* _TASK STATEMENT_
Every line that contains the word "Windows" should be copied from the records below.

* _RECORD EXTRACTS_
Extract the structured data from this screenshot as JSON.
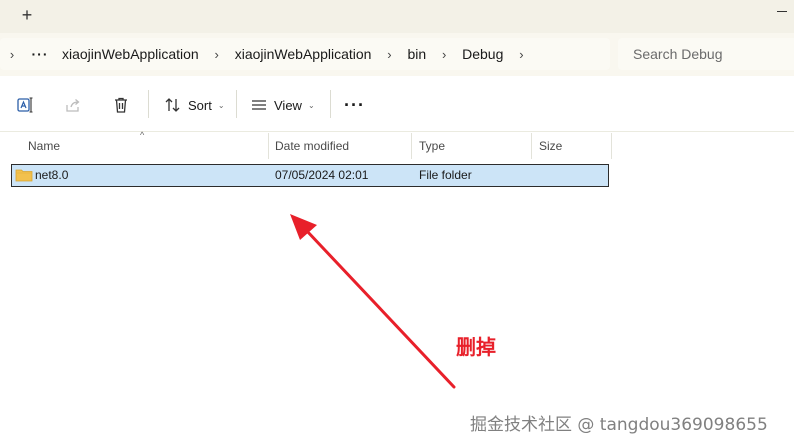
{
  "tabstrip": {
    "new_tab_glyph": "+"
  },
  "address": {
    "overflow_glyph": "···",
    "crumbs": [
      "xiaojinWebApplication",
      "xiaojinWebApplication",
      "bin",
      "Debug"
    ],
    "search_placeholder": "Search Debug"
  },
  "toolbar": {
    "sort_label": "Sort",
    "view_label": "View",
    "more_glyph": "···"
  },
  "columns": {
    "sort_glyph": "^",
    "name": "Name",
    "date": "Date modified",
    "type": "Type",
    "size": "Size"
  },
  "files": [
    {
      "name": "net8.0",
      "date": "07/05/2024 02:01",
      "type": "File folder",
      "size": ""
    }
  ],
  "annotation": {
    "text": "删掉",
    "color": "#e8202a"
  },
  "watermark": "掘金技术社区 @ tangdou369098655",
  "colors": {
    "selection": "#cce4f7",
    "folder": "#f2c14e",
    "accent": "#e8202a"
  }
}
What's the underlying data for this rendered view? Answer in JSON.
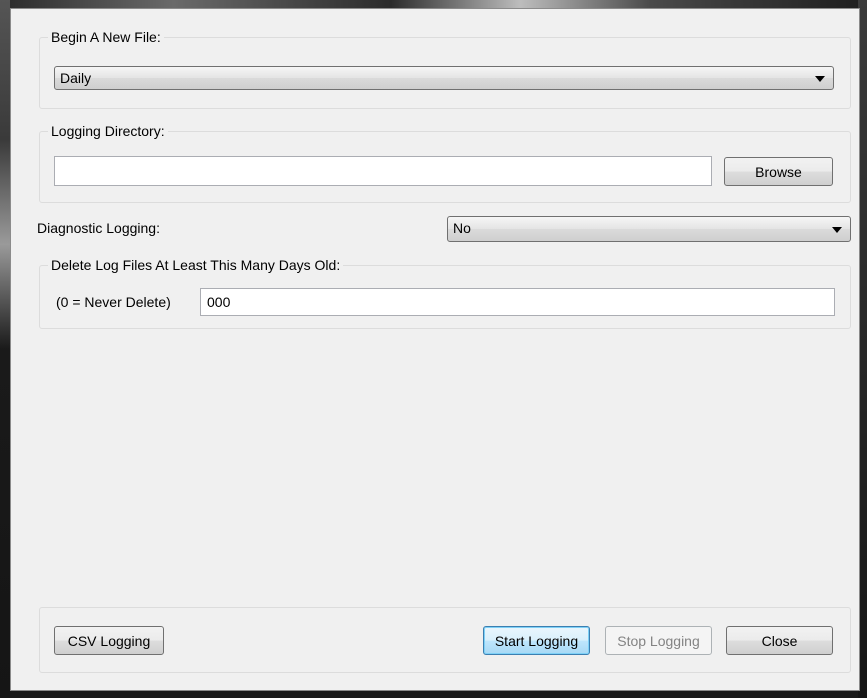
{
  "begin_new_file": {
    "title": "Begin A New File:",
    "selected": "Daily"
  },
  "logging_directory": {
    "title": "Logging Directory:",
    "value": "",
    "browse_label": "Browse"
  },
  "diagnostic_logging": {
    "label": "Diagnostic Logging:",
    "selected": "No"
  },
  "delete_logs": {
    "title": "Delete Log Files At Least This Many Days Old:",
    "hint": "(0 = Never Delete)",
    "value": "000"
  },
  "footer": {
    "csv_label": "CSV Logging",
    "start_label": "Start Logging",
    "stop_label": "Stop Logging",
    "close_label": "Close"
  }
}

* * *

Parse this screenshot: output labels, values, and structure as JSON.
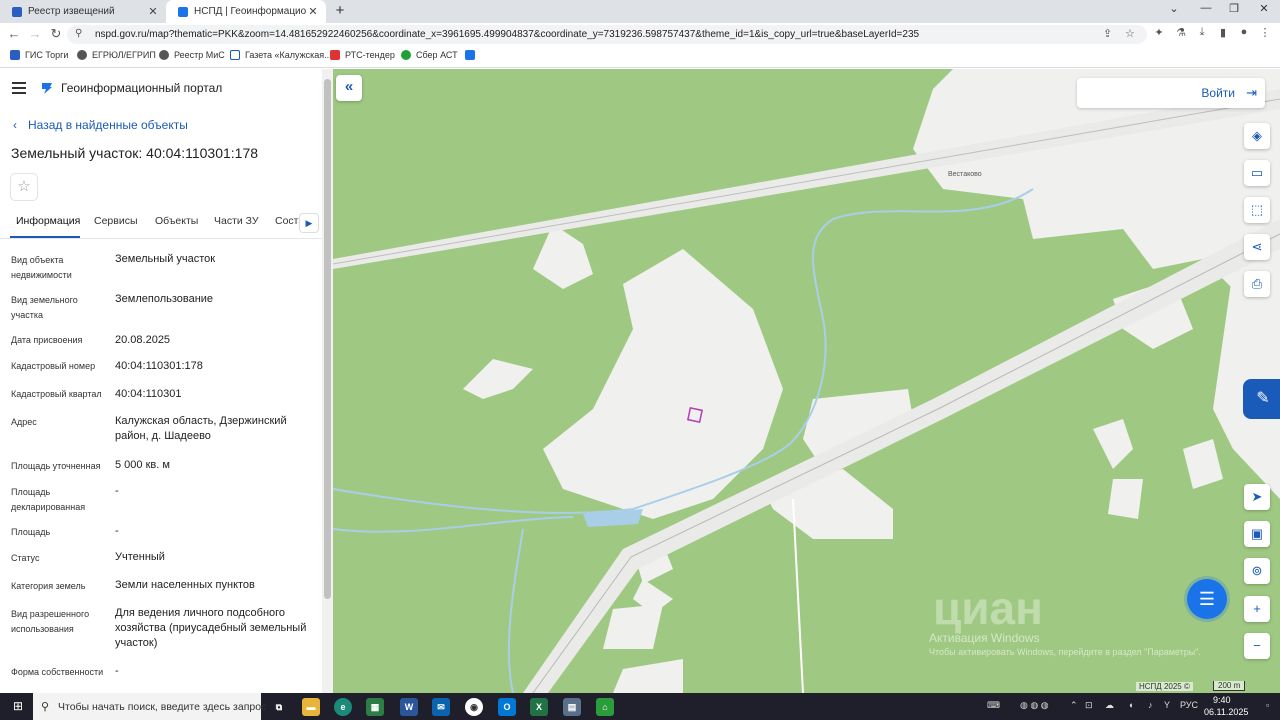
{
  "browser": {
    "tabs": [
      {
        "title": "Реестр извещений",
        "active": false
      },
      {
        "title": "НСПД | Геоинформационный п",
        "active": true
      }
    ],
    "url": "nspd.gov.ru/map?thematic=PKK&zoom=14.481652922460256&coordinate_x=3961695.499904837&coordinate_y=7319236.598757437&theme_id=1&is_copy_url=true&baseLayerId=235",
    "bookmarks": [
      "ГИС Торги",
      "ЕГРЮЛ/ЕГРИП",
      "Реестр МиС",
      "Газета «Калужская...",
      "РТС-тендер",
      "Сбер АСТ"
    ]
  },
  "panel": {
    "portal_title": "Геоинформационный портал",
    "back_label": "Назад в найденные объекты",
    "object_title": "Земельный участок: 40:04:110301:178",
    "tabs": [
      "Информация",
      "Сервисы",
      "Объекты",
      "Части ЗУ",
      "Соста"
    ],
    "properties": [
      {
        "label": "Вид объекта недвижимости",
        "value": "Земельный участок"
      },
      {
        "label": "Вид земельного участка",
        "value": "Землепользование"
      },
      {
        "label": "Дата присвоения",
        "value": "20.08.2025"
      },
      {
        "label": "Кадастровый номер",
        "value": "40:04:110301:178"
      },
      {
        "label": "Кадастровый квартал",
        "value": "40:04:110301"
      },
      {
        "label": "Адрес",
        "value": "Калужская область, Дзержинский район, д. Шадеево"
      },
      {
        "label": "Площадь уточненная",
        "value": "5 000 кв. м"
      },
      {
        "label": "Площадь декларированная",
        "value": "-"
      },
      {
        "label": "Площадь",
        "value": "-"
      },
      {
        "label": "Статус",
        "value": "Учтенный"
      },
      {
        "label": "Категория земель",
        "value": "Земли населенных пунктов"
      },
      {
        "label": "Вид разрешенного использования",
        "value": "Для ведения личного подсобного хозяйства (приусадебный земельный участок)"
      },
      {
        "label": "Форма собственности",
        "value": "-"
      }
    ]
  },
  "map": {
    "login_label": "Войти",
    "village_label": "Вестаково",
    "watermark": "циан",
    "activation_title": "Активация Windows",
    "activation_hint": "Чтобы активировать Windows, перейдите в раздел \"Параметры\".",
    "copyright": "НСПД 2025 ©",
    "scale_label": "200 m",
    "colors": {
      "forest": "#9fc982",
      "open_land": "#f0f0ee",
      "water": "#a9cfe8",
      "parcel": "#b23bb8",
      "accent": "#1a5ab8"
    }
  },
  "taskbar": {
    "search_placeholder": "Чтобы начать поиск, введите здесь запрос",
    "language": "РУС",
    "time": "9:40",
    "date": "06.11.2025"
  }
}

* _EXERCISE RESPONSE_
    "activation_title": "Активация Windows",
    "activation_hint": "Чтобы активировать Windows, перейдите в раздел \"Параметры\".",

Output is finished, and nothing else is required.